Ed’s note: I got my hands on the following email from Lane DeGregory to a journalism student in response to a couple questions: “Is there anything you wish you could tell yourself when you were as inexperienced as us? What mistakes should we be making?” Enjoy.
I wish I hadn’t thought I had to be so smart.
When I was starting out, I was afraid the politician I was profiling would realize I didn’t understand property taxes; that the hockey coach I had to interview would out me for not knowing a hat trick from a helmet; that the commercial fisherman would think me unworthy of sharing his story because I had never been on a trawler. So I tried to study as much as I could beforehand and fake my way through difficult interviews, nodding and taking notes. Then I’d sit down to write and realize I really had no idea how to explain what was going on to my readers. That wasn’t fair to them — or the subjects.

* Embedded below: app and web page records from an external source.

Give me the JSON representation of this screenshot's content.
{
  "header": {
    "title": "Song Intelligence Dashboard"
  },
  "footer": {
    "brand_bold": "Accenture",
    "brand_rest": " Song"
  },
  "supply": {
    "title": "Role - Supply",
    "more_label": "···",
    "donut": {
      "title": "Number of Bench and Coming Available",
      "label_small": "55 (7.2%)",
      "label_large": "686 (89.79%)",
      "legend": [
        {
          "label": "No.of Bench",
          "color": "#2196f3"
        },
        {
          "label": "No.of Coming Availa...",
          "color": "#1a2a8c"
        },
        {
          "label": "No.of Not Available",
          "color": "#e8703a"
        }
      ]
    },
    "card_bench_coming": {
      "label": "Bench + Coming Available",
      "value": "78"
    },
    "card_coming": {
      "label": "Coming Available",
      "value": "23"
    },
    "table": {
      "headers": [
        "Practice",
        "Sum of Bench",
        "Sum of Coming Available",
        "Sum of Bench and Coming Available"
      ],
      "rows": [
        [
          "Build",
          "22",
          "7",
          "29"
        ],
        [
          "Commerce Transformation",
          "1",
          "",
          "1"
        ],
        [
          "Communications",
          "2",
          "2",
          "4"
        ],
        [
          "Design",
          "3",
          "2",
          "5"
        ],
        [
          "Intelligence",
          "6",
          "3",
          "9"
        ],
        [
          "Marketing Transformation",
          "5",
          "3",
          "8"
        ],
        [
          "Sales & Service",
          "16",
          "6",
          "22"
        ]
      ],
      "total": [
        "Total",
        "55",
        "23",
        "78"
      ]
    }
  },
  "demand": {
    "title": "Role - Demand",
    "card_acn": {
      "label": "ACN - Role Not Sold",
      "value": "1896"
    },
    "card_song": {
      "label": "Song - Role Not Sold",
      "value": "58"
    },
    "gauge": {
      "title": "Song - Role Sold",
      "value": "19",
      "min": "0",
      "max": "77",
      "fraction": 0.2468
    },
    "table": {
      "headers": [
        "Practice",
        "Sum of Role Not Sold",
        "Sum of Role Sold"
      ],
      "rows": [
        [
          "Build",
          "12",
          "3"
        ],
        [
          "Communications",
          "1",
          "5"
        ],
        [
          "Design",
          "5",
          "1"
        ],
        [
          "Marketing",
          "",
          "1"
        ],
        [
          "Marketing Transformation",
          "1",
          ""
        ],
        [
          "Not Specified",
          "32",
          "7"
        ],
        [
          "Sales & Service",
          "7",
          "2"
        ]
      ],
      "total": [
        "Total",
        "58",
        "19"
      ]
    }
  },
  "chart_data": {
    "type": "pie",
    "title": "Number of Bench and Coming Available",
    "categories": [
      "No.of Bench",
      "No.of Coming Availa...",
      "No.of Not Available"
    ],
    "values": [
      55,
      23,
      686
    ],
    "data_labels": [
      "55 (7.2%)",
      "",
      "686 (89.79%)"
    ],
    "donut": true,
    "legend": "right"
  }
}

As I’ve gotten older, I’ve realized, it’s okay to not know — it can even be endearing. When you ask people to explain, tell them you’re far from an expert, offer that you have to be able to break this down so all the audience can understand, subjects appreciate that. They want to help you get what they’re doing, see what’s important to them. They don’t want you to BS them, or get it wrong. So they won’t see you as dumb but rather as smart for asking so many questions, for admitting your fallibility, for wanting to get it right.
Instead of trying to stay out of the story, I wish I had shared myself more.
I thought it was important for a reporter to remain on the sidelines, sort of sheltered from her subjects, and in the early years I think I used my notebook as a shield. I was asking people all these questions, sometimes really personal questions, but I never let them know that I was only 25, or was scared of sharks, or that my car had broken down on the way to the interview and that’s why I was so flustered and late. I thought I should be sort of teflon-like, untouchable. But that only shut me down, and kept people at a distance.